Richard Cox (horticulturist)
Cox operated the Black Eagle Brewery located at 27 White's Grounds, Bermondsey, London until 1820, when he retired with his wife Ann to The Lawns (later Colnbrook Lawn) in Colnbrook, Slough, Buckinghamshire (now Berkshire), England, to pursue his hobby of horticulture. The house sat on two acres of land in the vicinity of Rodney Way and Daventry Close on the north side of the old Bath Road (now the High Street), about a mile west of the modern-day boundary of Heathrow Airport.
In 1830 he planted pips from a Ribston Pippin apple grown in his orchard, crossed with Blenheim Orange. Satisfied with the quality of the fruit produced by two of his seedlings, in 1836 he supplied grafts to E. Small & Son, the local nurseryman who offered the first trees for sale in 1840. The two varieties, Cox's Orange Pippin and Cox's Pomona, remained mostly unknown until Charles Turner of the Royal Nurseries in Slough, impressed by their quality, began to offer them in his catalog in 1850. Other English nurserymen began to graft and sell Cox's Orange Pippin trees, and by 1883 it was one of the most popular apples in the country.
Cox died in 1845 without seeing the success of the apple varieties to which he gave his name.
By 2007, Cox's Orange Pippin, grown worldwide, was Britain's most popular apple, accounting for over 50% of UK orchard acreage, and 48% of sales. Ownership of the brewery passed to Noakes & Company after Cox's death and would continue operation under different owners, ultimately Courage, until 1930. The original Cox's Orange Pippin tree in Colnbrook was blown down in a storm in 1911, but two trees, grafted from the original, were still standing in the orchard as of 1933. The site is currently occupied by a block of low-rise flats also called The Lawns.

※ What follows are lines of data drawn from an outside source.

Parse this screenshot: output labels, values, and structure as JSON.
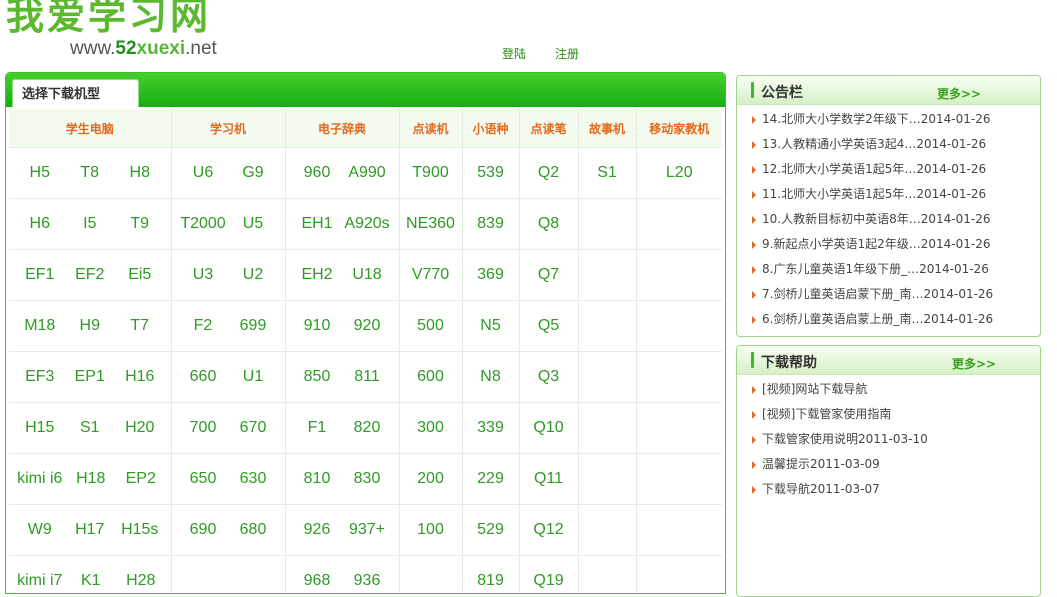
{
  "header": {
    "logo_text": "我爱学习网",
    "url_prefix": "www.",
    "url_num": "52",
    "url_brand": "xuexi",
    "url_tld": ".net",
    "login": "登陆",
    "register": "注册"
  },
  "main": {
    "tab_label": "选择下载机型",
    "columns": [
      "学生电脑",
      "学习机",
      "电子辞典",
      "点读机",
      "小语种",
      "点读笔",
      "故事机",
      "移动家教机"
    ],
    "rows": [
      [
        [
          "H5",
          "T8",
          "H8"
        ],
        [
          "U6",
          "G9"
        ],
        [
          "960",
          "A990"
        ],
        [
          "T900"
        ],
        [
          "539"
        ],
        [
          "Q2"
        ],
        [
          "S1"
        ],
        [
          "L20"
        ]
      ],
      [
        [
          "H6",
          "I5",
          "T9"
        ],
        [
          "T2000",
          "U5"
        ],
        [
          "EH1",
          "A920s"
        ],
        [
          "NE360"
        ],
        [
          "839"
        ],
        [
          "Q8"
        ],
        [],
        []
      ],
      [
        [
          "EF1",
          "EF2",
          "Ei5"
        ],
        [
          "U3",
          "U2"
        ],
        [
          "EH2",
          "U18"
        ],
        [
          "V770"
        ],
        [
          "369"
        ],
        [
          "Q7"
        ],
        [],
        []
      ],
      [
        [
          "M18",
          "H9",
          "T7"
        ],
        [
          "F2",
          "699"
        ],
        [
          "910",
          "920"
        ],
        [
          "500"
        ],
        [
          "N5"
        ],
        [
          "Q5"
        ],
        [],
        []
      ],
      [
        [
          "EF3",
          "EP1",
          "H16"
        ],
        [
          "660",
          "U1"
        ],
        [
          "850",
          "811"
        ],
        [
          "600"
        ],
        [
          "N8"
        ],
        [
          "Q3"
        ],
        [],
        []
      ],
      [
        [
          "H15",
          "S1",
          "H20"
        ],
        [
          "700",
          "670"
        ],
        [
          "F1",
          "820"
        ],
        [
          "300"
        ],
        [
          "339"
        ],
        [
          "Q10"
        ],
        [],
        []
      ],
      [
        [
          "kimi i6",
          "H18",
          "EP2"
        ],
        [
          "650",
          "630"
        ],
        [
          "810",
          "830"
        ],
        [
          "200"
        ],
        [
          "229"
        ],
        [
          "Q11"
        ],
        [],
        []
      ],
      [
        [
          "W9",
          "H17",
          "H15s"
        ],
        [
          "690",
          "680"
        ],
        [
          "926",
          "937+"
        ],
        [
          "100"
        ],
        [
          "529"
        ],
        [
          "Q12"
        ],
        [],
        []
      ],
      [
        [
          "kimi i7",
          "K1",
          "H28"
        ],
        [],
        [
          "968",
          "936"
        ],
        [],
        [
          "819"
        ],
        [
          "Q19"
        ],
        [],
        []
      ]
    ]
  },
  "notice": {
    "title": "公告栏",
    "more": "更多>>",
    "items": [
      "14.北师大小学数学2年级下…2014-01-26",
      "13.人教精通小学英语3起4…2014-01-26",
      "12.北师大小学英语1起5年…2014-01-26",
      "11.北师大小学英语1起5年…2014-01-26",
      "10.人教新目标初中英语8年…2014-01-26",
      "9.新起点小学英语1起2年级…2014-01-26",
      "8.广东儿童英语1年级下册_…2014-01-26",
      "7.剑桥儿童英语启蒙下册_南…2014-01-26",
      "6.剑桥儿童英语启蒙上册_南…2014-01-26"
    ]
  },
  "help": {
    "title": "下载帮助",
    "more": "更多>>",
    "items": [
      "[视频]网站下载导航",
      "[视频]下载管家使用指南",
      "下载管家使用说明2011-03-10",
      "温馨提示2011-03-09",
      "下载导航2011-03-07"
    ]
  },
  "colors": {
    "brand_green": "#5cb82e",
    "header_bar": "#16ad12",
    "column_header_text": "#e26a1e",
    "model_text": "#2f9a24",
    "link_text": "#2a8a16"
  }
}
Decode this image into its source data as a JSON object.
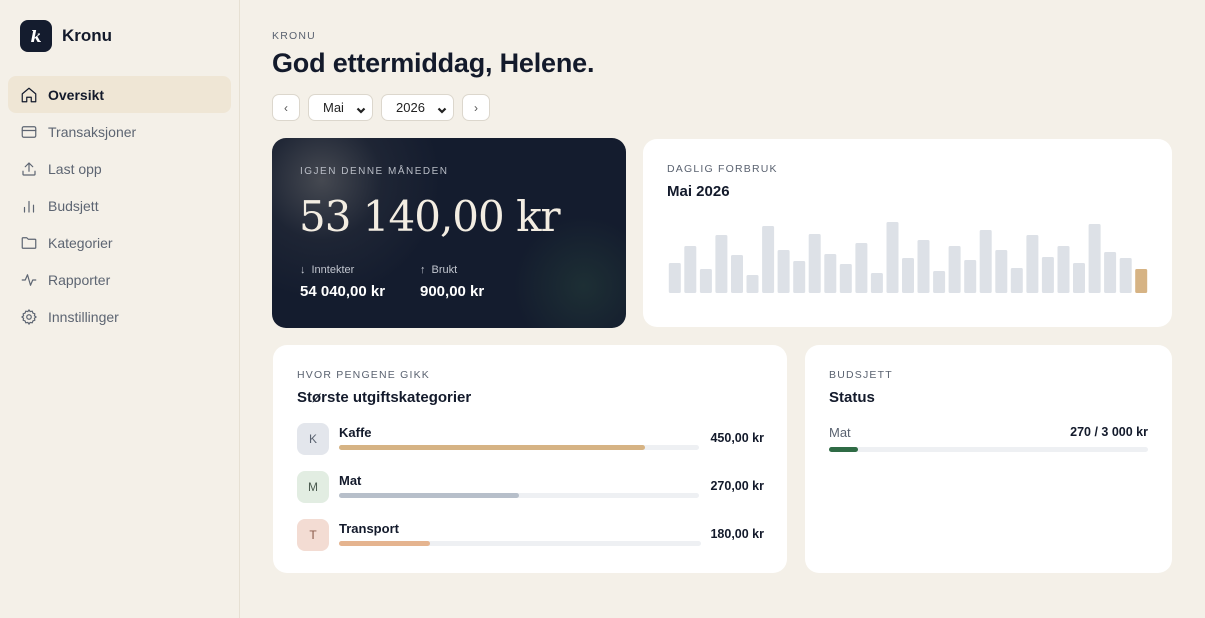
{
  "app": {
    "logo_letter": "k",
    "name": "Kronu"
  },
  "sidebar": {
    "items": [
      {
        "label": "Oversikt",
        "icon": "home-icon",
        "active": true
      },
      {
        "label": "Transaksjoner",
        "icon": "card-icon",
        "active": false
      },
      {
        "label": "Last opp",
        "icon": "upload-icon",
        "active": false
      },
      {
        "label": "Budsjett",
        "icon": "bar-chart-icon",
        "active": false
      },
      {
        "label": "Kategorier",
        "icon": "folder-icon",
        "active": false
      },
      {
        "label": "Rapporter",
        "icon": "pulse-icon",
        "active": false
      },
      {
        "label": "Innstillinger",
        "icon": "gear-icon",
        "active": false
      }
    ]
  },
  "header": {
    "eyebrow": "KRONU",
    "title": "God ettermiddag, Helene.",
    "prev": "‹",
    "next": "›",
    "month": "Mai",
    "year": "2026"
  },
  "balance": {
    "eyebrow": "IGJEN DENNE MÅNEDEN",
    "amount": "53 140,00 kr",
    "income_label": "Inntekter",
    "income_value": "54 040,00 kr",
    "spent_label": "Brukt",
    "spent_value": "900,00 kr"
  },
  "daily": {
    "eyebrow": "DAGLIG FORBRUK",
    "title": "Mai 2026",
    "bar_color": "#dde1e7",
    "highlight_color": "#d6b384",
    "chart_data": {
      "type": "bar",
      "values": [
        30,
        47,
        24,
        58,
        38,
        18,
        67,
        43,
        32,
        59,
        39,
        29,
        50,
        20,
        71,
        35,
        53,
        22,
        47,
        33,
        63,
        43,
        25,
        58,
        36,
        47,
        30,
        69,
        41,
        35,
        24
      ],
      "highlight_index": 30
    }
  },
  "categories": {
    "eyebrow": "HVOR PENGENE GIKK",
    "title": "Største utgiftskategorier",
    "items": [
      {
        "letter": "K",
        "name": "Kaffe",
        "amount": "450,00 kr",
        "share": 0.85,
        "badge_bg": "#e3e6ec",
        "badge_fg": "#5a6270",
        "bar_color": "#d6b384"
      },
      {
        "letter": "M",
        "name": "Mat",
        "amount": "270,00 kr",
        "share": 0.5,
        "badge_bg": "#e2ede2",
        "badge_fg": "#4b5a4f",
        "bar_color": "#b7bfca"
      },
      {
        "letter": "T",
        "name": "Transport",
        "amount": "180,00 kr",
        "share": 0.25,
        "badge_bg": "#f3dcd3",
        "badge_fg": "#8a5a4a",
        "bar_color": "#e5b48f"
      }
    ]
  },
  "budget": {
    "eyebrow": "BUDSJETT",
    "title": "Status",
    "items": [
      {
        "name": "Mat",
        "value": "270 / 3 000 kr",
        "share": 0.09
      }
    ]
  }
}
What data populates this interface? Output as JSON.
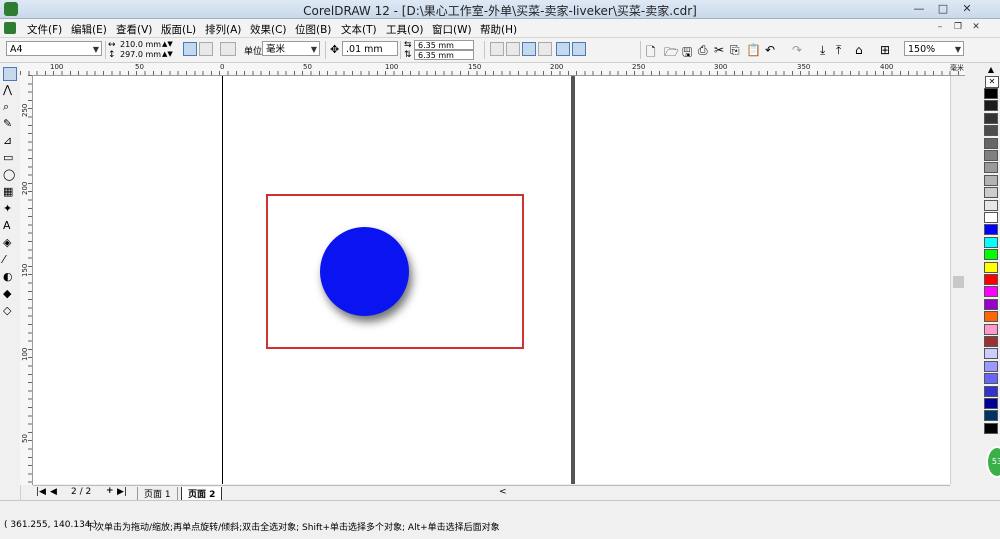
{
  "window": {
    "title": "CorelDRAW 12 - [D:\\果心工作室-外单\\买菜-卖家-liveker\\买菜-卖家.cdr]",
    "minimize": "—",
    "maximize": "□",
    "close": "✕"
  },
  "menu": [
    "文件(F)",
    "编辑(E)",
    "查看(V)",
    "版面(L)",
    "排列(A)",
    "效果(C)",
    "位图(B)",
    "文本(T)",
    "工具(O)",
    "窗口(W)",
    "帮助(H)"
  ],
  "propbar": {
    "page_size": "A4",
    "width": "210.0 mm",
    "height": "297.0 mm",
    "units_label": "单位:",
    "units_value": "毫米",
    "nudge": ".01 mm",
    "dup_x": "6.35 mm",
    "dup_y": "6.35 mm",
    "zoom": "150%"
  },
  "rulers": {
    "h_labels": [
      "100",
      "50",
      "0",
      "50",
      "100",
      "150",
      "200",
      "250",
      "300",
      "350",
      "400"
    ],
    "v_labels": [
      "250",
      "200",
      "150",
      "100",
      "50"
    ],
    "unit": "毫米"
  },
  "drawing": {
    "frame_color": "#d03030",
    "circle_color": "#0a14f0"
  },
  "pagetabs": {
    "page_count": "2 / 2",
    "tab1": "页面 1",
    "tab2": "页面 2"
  },
  "status": {
    "coords": "( 361.255, 140.134 )",
    "hint": "下次单击为拖动/缩放;再单点旋转/倾斜;双击全选对象; Shift+单击选择多个对象; Alt+单击选择后面对象"
  },
  "palette": [
    "#000000",
    "#1a1a1a",
    "#333333",
    "#4d4d4d",
    "#666666",
    "#808080",
    "#999999",
    "#b3b3b3",
    "#cccccc",
    "#e6e6e6",
    "#ffffff",
    "#0000ff",
    "#00ffff",
    "#00ff00",
    "#ffff00",
    "#ff0000",
    "#ff00ff",
    "#9900cc",
    "#ff6600",
    "#ff99cc",
    "#993333",
    "#ccccff",
    "#9999ff",
    "#6666ff",
    "#3333cc",
    "#000099",
    "#003366",
    "#000000"
  ]
}
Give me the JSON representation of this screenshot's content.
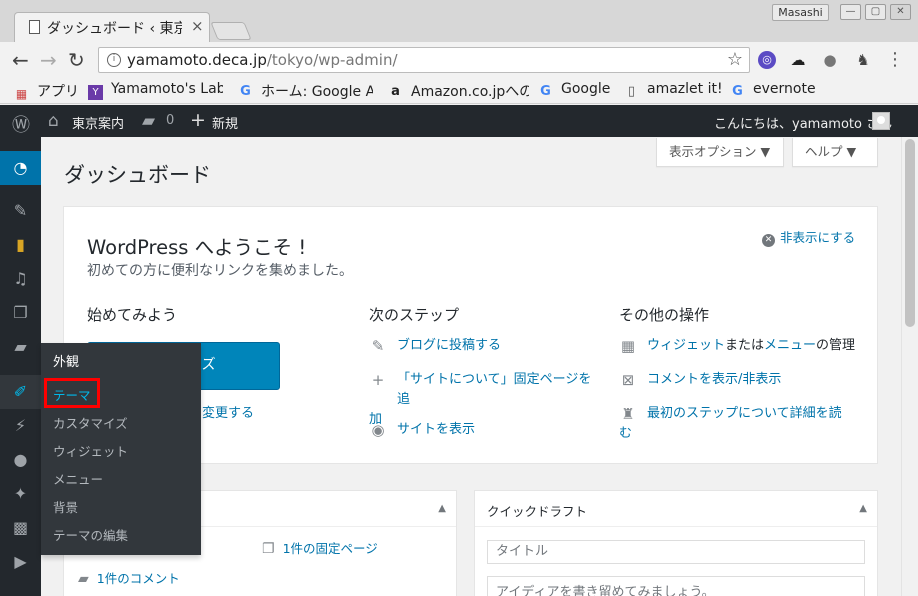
{
  "browser": {
    "tab_title": "ダッシュボード ‹ 東京",
    "tab_close": "×",
    "user_name": "Masashi",
    "win_min": "—",
    "win_max": "▢",
    "win_close": "✕",
    "url_host": "yamamoto.deca.jp",
    "url_path": "/tokyo/wp-admin/",
    "back": "←",
    "forward": "→",
    "reload": "↻",
    "info": "i",
    "star": "☆",
    "menu": "⋮",
    "bookmarks": [
      {
        "label": "アプリ",
        "icon": "apps-icon"
      },
      {
        "label": "Yamamoto's Lab",
        "icon": "yamamoto-logo-icon"
      },
      {
        "label": "ホーム: Google Ad",
        "icon": "google-icon"
      },
      {
        "label": "Amazon.co.jpへの",
        "icon": "amazon-icon"
      },
      {
        "label": "Google",
        "icon": "google-icon"
      },
      {
        "label": "amazlet it!",
        "icon": "page-icon"
      },
      {
        "label": "evernote",
        "icon": "google-icon"
      }
    ]
  },
  "adminbar": {
    "site_name": "東京案内",
    "comments_count": "0",
    "new_label": "新規",
    "greeting": "こんにちは、yamamoto さん"
  },
  "sidebar": {
    "flyout": {
      "heading": "外観",
      "items": [
        "テーマ",
        "カスタマイズ",
        "ウィジェット",
        "メニュー",
        "背景",
        "テーマの編集"
      ]
    }
  },
  "main": {
    "screen_options": "表示オプション ▼",
    "help": "ヘルプ ▼",
    "page_title": "ダッシュボード",
    "welcome": {
      "title": "WordPress へようこそ !",
      "subtitle": "初めての方に便利なリンクを集めました。",
      "dismiss": "非表示にする",
      "col1_heading": "始めてみよう",
      "customize_button": "イズ",
      "change_theme_link": "変更する",
      "col2_heading": "次のステップ",
      "next_steps": [
        {
          "label": "ブログに投稿する"
        },
        {
          "label": "「サイトについて」固定ページを追",
          "label2": "加"
        },
        {
          "label": "サイトを表示"
        }
      ],
      "col3_heading": "その他の操作",
      "more_actions": {
        "widgets": "ウィジェット",
        "or": "または",
        "menus": "メニュー",
        "manage": "の管理",
        "comments": "コメントを表示/非表示",
        "learn": "最初のステップについて詳細を読",
        "learn2": "む"
      }
    },
    "glance": {
      "pages": "1件の固定ページ",
      "comments": "1件のコメント"
    },
    "quick_draft": {
      "title": "クイックドラフト",
      "title_placeholder": "タイトル",
      "content_placeholder": "アイディアを書き留めてみましょう。"
    }
  }
}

Richard Cox outlived his wife by eight years and died in 1845, aged 79; both are buried in the churchyard at St.Mary's in Harmondsworth. A memorial orchard stands near the site of The Lawns in Colnbrook, consisting of Cox's Orange Pippin, Cox's Pomona, Ribston Pippin, and Blenheim Orange with metallic benches in the shapes of the letters C, O and X.
- "Noakes and Company: Property Records 1718-1947: Context". King's College London Archives/AIM25. Retrieved 7 November 2013.
- Robbins, Michael (1953 and 2003). Middlesex. Chichester: Phillimore. pp. 60–66. ISBN 9781860772696. Check date values in:
- "This Apple Fair, rediscover the secrets of 1835 at The Lawns, Bath Road". Colnbrook Views. 11 September 2012. Retrieved 7 November 2013.
- Hogg, Robert (1884). The Fruit Manual: A Guide to the Fruits and Fruit Trees of Great Britain. London: Journal of Horticulture Office. p. 55. ISBN 9781860772696.
- Bailey, David H.; Hayes, A.; Swinburne, T.; Lipman, E. (7 May 1998). "Ecp/Gr Report of a Working Group on Malus/Pyrus - 1st Meeting" (PDF). Biodiversity International (Dublin: International Plant Genetics Research Institute): 106. ISBN 92-9043-376-0.
- "Berkshire - Orchards" (LEAFLET). Richard Cox and the Cox's Orange Pippin. Common Ground and Colne Valley Groundwork Trust / Thames Valley Groundwork. 1992. Retrieved 7 November 2013.
- "Green Fields of Slough an Apple a Day". Slough History Online. Retrieved 7 November 2013.
- Apple facts
- Richmond, Lesley; Turton, Alison, ed. (1990). The Brewing Industry: A Guide to Historical Records. Manchester University Press. p. 251. ISBN 0-7190-3032-3.
- Stocks, Christopher (2009). Forgotten Fruits: The stories behind Britain's traditional fruit and vegetables. Chichester: Windmill. p. 16. ISBN 9780099514749.
- "Find a Grave: Richard Cox". Retrieved 7 November 2013.
- "Cox Benches" (LEAFLET). Richard Cox and the Cox's Orange Pippin. Common Ground and Colne Valley Groundwork Trust / Thames Valley Groundwork. 1992. Retrieved 7 November 2013.